ASSIGNMENT
Give back the data below word for word. Any image in it should be left out.

(Element data from apps and pages)
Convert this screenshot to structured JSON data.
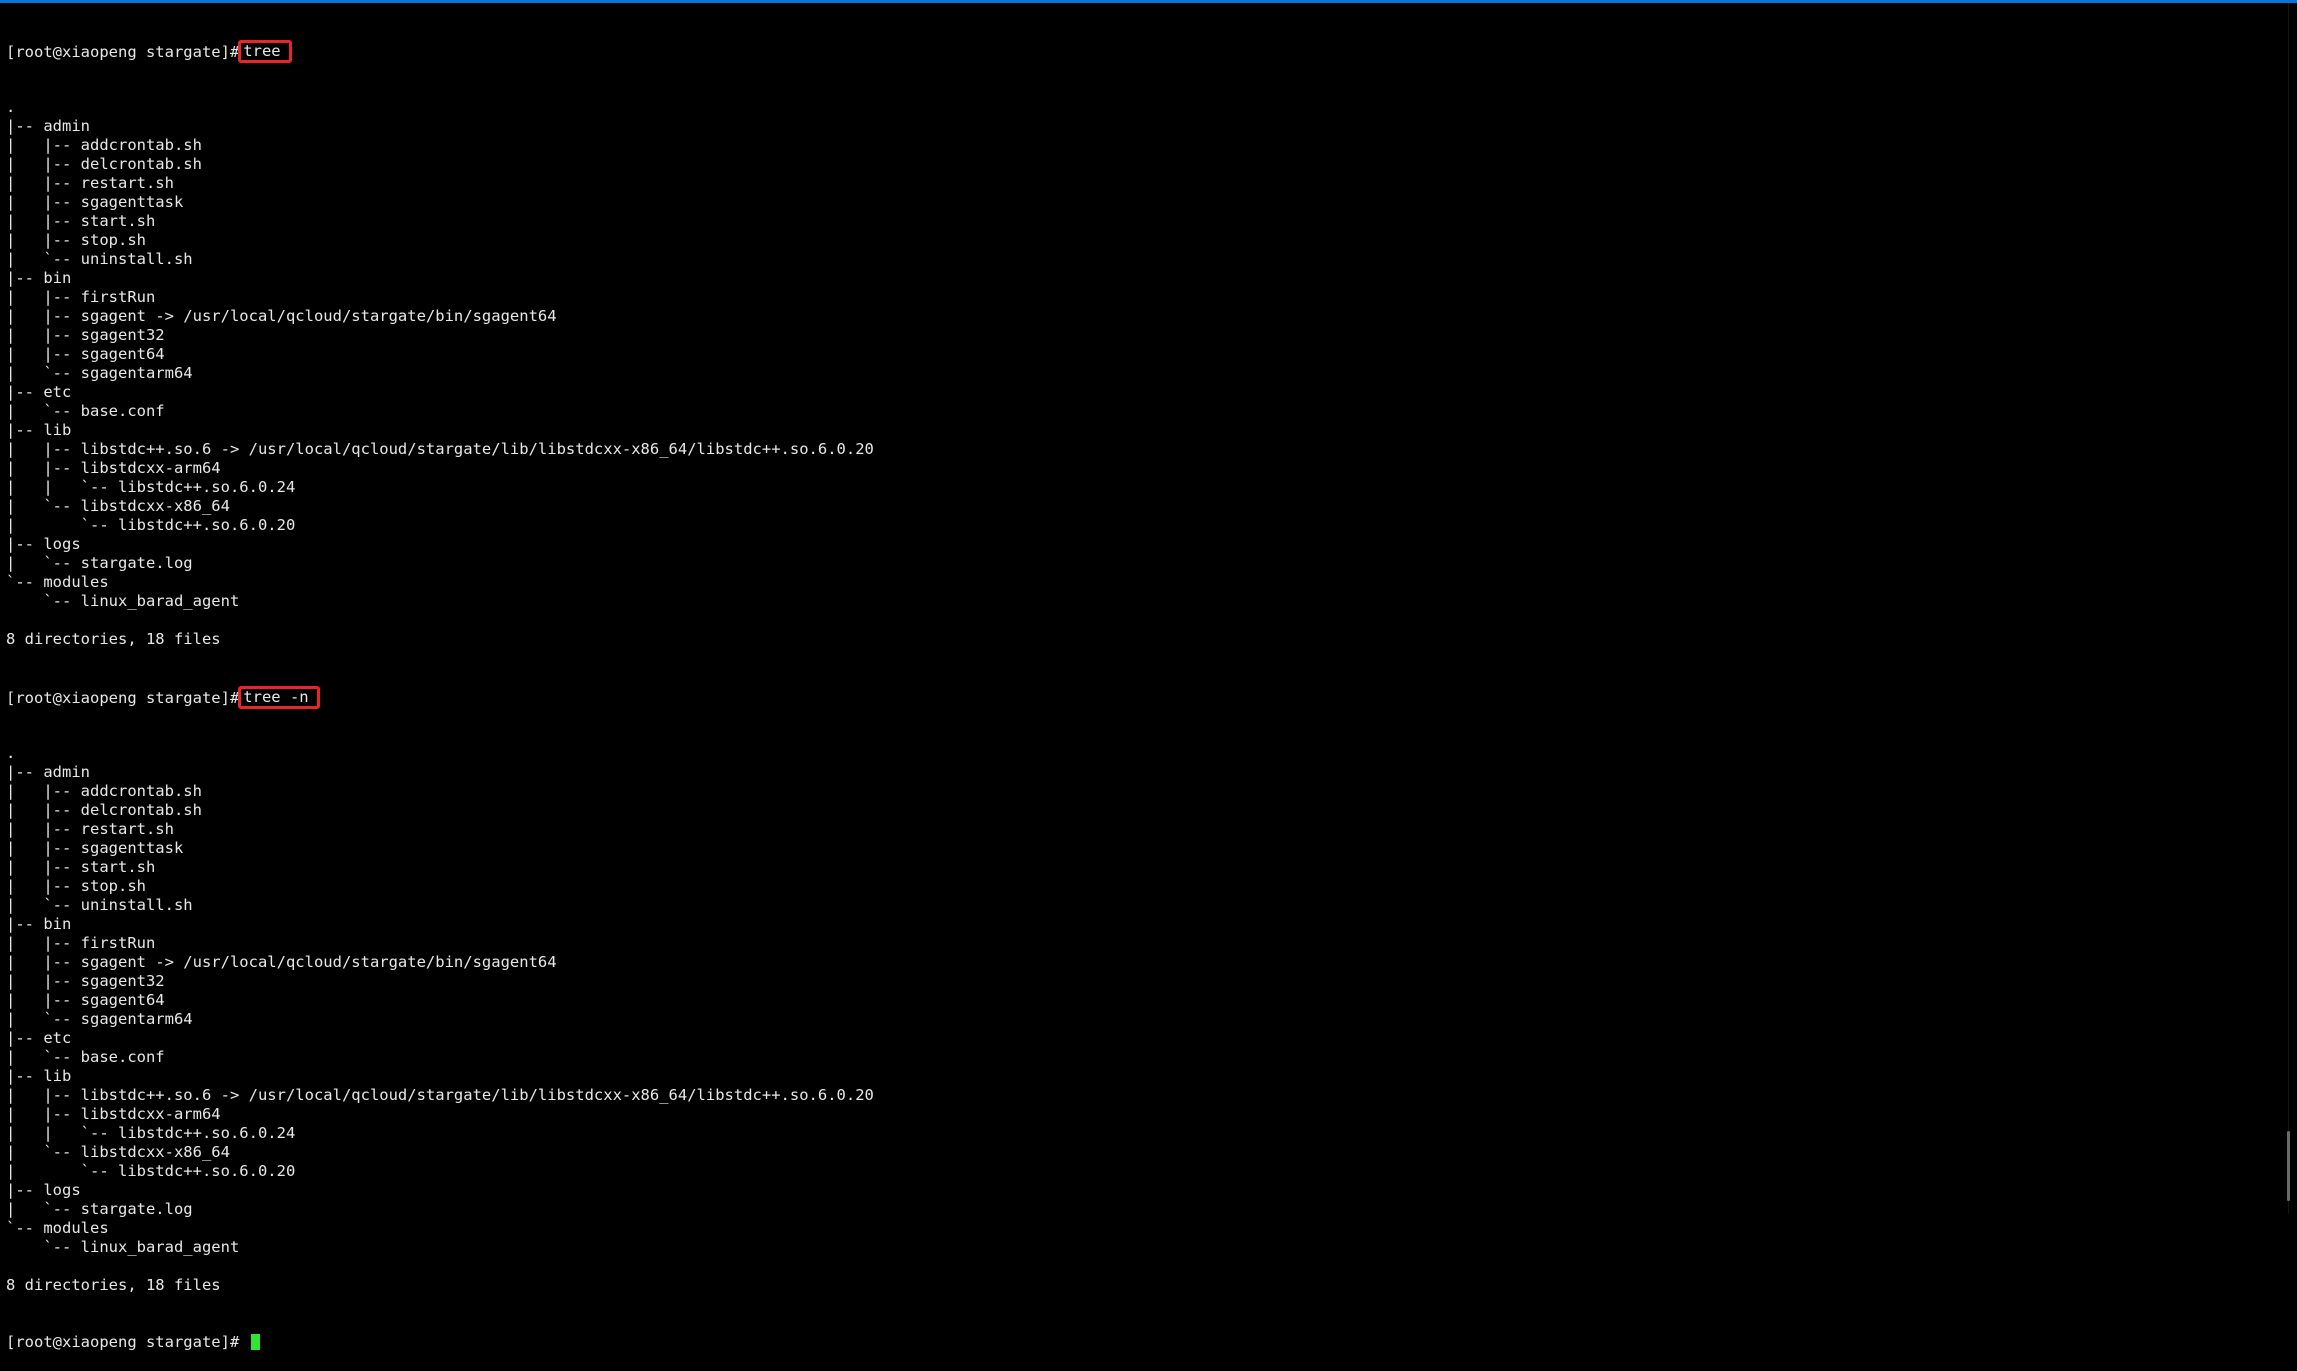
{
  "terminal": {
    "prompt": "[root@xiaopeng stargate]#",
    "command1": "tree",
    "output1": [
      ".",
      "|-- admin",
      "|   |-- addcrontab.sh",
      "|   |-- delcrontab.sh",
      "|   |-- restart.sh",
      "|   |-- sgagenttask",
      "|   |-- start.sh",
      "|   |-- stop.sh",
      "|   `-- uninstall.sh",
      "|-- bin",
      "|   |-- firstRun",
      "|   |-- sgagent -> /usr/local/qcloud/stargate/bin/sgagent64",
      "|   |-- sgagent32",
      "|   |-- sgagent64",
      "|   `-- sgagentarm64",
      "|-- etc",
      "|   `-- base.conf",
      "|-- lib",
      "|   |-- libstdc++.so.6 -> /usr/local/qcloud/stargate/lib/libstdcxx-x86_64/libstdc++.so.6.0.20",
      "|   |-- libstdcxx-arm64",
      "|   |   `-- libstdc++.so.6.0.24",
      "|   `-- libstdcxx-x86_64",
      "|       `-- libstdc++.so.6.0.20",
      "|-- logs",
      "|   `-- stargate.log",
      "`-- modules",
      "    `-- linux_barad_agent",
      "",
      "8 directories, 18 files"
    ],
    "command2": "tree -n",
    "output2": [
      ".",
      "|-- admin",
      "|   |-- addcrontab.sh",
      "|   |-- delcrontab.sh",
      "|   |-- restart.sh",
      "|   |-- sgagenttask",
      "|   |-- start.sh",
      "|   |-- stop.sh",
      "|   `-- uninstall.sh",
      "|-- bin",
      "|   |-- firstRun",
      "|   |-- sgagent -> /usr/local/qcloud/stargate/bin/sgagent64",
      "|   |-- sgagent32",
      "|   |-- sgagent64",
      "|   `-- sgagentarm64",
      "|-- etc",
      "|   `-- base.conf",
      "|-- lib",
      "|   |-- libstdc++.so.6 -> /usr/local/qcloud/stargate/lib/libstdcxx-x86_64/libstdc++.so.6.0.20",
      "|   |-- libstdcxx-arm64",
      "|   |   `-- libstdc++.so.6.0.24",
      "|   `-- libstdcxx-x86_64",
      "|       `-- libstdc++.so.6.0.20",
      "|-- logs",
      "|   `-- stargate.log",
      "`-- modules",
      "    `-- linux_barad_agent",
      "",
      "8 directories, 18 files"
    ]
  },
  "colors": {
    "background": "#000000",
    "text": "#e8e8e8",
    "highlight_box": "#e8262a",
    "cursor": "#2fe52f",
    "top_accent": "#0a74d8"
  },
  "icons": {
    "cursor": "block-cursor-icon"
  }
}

EXERCISE OUTPUT
Convert this screenshot to structured JSON data.
{
  "terminal": {
    "prompt": "[root@xiaopeng stargate]#",
    "command1": "tree",
    "output1": [
      ".",
      "|-- admin",
      "|   |-- addcrontab.sh",
      "|   |-- delcrontab.sh",
      "|   |-- restart.sh",
      "|   |-- sgagenttask",
      "|   |-- start.sh",
      "|   |-- stop.sh",
      "|   `-- uninstall.sh",
      "|-- bin",
      "|   |-- firstRun",
      "|   |-- sgagent -> /usr/local/qcloud/stargate/bin/sgagent64",
      "|   |-- sgagent32",
      "|   |-- sgagent64",
      "|   `-- sgagentarm64",
      "|-- etc",
      "|   `-- base.conf",
      "|-- lib",
      "|   |-- libstdc++.so.6 -> /usr/local/qcloud/stargate/lib/libstdcxx-x86_64/libstdc++.so.6.0.20",
      "|   |-- libstdcxx-arm64",
      "|   |   `-- libstdc++.so.6.0.24",
      "|   `-- libstdcxx-x86_64",
      "|       `-- libstdc++.so.6.0.20",
      "|-- logs",
      "|   `-- stargate.log",
      "`-- modules",
      "    `-- linux_barad_agent",
      "",
      "8 directories, 18 files"
    ],
    "command2": "tree -n",
    "output2": [
      ".",
      "|-- admin",
      "|   |-- addcrontab.sh",
      "|   |-- delcrontab.sh",
      "|   |-- restart.sh",
      "|   |-- sgagenttask",
      "|   |-- start.sh",
      "|   |-- stop.sh",
      "|   `-- uninstall.sh",
      "|-- bin",
      "|   |-- firstRun",
      "|   |-- sgagent -> /usr/local/qcloud/stargate/bin/sgagent64",
      "|   |-- sgagent32",
      "|   |-- sgagent64",
      "|   `-- sgagentarm64",
      "|-- etc",
      "|   `-- base.conf",
      "|-- lib",
      "|   |-- libstdc++.so.6 -> /usr/local/qcloud/stargate/lib/libstdcxx-x86_64/libstdc++.so.6.0.20",
      "|   |-- libstdcxx-arm64",
      "|   |   `-- libstdc++.so.6.0.24",
      "|   `-- libstdcxx-x86_64",
      "|       `-- libstdc++.so.6.0.20",
      "|-- logs",
      "|   `-- stargate.log",
      "`-- modules",
      "    `-- linux_barad_agent",
      "",
      "8 directories, 18 files"
    ]
  },
  "colors": {
    "background": "#000000",
    "text": "#e8e8e8",
    "highlight_box": "#e8262a",
    "cursor": "#2fe52f",
    "top_accent": "#0a74d8"
  },
  "icons": {
    "cursor": "block-cursor-icon"
  }
}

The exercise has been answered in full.